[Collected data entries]
▬▬▬▬▬▬

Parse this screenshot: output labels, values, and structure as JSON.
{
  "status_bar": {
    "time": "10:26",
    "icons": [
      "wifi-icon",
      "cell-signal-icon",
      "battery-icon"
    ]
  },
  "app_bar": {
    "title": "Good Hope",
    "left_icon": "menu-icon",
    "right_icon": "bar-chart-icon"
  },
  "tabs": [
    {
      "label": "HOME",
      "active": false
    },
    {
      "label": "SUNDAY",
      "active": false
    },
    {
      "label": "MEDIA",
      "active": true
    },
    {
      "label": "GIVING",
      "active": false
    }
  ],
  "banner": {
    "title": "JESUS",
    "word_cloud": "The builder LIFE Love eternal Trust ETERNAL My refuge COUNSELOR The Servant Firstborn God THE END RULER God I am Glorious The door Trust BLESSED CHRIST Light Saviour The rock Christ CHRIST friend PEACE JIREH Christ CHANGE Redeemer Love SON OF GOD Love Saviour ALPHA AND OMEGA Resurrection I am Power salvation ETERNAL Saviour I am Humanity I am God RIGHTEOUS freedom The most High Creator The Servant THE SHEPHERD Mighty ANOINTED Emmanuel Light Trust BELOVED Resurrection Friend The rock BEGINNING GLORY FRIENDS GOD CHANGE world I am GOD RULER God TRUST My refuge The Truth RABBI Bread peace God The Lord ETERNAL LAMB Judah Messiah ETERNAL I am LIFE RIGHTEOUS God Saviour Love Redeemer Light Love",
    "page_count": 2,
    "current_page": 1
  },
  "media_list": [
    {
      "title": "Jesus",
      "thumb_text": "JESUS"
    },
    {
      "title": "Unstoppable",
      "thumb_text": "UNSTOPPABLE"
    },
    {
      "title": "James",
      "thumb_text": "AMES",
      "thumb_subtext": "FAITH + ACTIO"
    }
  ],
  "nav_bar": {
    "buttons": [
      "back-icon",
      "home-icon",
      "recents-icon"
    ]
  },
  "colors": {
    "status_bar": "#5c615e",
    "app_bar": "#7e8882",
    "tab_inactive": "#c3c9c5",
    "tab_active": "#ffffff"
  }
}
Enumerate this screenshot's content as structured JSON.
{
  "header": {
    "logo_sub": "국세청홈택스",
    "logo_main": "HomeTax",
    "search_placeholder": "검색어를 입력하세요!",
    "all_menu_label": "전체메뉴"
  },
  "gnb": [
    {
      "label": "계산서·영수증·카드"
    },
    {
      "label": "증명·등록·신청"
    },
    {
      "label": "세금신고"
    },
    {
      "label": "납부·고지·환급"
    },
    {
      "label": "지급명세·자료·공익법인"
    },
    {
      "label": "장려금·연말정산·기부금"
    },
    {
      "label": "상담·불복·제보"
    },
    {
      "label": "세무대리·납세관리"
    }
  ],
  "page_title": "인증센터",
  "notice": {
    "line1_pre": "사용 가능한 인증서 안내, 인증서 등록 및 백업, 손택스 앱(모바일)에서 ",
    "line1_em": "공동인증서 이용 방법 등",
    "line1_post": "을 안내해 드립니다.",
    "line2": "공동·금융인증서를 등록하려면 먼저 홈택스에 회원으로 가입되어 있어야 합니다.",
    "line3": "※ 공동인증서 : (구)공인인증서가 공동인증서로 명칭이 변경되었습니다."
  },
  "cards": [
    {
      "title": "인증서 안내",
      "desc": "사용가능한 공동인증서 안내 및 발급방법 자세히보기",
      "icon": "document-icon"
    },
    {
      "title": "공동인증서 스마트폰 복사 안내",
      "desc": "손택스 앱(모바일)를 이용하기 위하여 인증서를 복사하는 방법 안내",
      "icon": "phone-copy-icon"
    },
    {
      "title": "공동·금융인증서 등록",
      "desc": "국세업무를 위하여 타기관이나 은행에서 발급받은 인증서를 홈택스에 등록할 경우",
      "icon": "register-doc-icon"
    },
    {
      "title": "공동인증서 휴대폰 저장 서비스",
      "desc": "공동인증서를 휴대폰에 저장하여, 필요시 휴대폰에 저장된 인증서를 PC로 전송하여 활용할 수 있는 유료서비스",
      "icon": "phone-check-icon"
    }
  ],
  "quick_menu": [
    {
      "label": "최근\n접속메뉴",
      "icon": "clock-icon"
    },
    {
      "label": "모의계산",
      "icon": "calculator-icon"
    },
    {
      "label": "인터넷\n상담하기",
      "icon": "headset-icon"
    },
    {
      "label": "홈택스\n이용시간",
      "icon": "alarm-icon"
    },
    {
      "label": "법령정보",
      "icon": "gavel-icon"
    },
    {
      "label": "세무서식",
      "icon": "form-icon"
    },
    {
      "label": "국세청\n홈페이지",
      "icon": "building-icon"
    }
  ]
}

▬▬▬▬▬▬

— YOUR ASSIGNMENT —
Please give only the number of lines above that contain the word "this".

— WRITTEN ANSWER —
2